* Task goal: For the records below, give the number of lines in which "likes" appears, and add nothing else.

* Data about app and page elements:
-=-=-=-=-
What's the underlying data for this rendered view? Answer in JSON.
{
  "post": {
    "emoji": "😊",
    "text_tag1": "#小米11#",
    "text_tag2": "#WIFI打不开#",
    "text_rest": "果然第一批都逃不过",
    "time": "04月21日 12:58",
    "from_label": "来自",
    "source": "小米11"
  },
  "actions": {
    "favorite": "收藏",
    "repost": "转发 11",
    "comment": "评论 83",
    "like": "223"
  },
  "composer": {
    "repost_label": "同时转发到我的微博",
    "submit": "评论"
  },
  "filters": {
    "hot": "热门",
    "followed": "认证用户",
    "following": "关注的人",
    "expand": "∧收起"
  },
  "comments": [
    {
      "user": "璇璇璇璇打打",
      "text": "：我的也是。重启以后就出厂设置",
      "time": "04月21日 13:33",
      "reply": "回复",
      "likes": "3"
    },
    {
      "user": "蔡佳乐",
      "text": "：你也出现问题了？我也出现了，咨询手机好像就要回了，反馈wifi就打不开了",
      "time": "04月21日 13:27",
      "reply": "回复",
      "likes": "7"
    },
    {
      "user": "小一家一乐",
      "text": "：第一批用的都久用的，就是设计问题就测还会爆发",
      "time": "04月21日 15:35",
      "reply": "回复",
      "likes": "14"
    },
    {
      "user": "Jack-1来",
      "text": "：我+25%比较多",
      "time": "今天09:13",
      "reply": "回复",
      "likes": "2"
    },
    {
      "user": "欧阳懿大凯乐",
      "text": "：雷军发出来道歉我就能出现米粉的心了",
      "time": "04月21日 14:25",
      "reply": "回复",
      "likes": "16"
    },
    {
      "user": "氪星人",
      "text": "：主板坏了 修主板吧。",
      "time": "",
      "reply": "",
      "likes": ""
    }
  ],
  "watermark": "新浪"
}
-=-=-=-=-
* Solution for this exercise: 6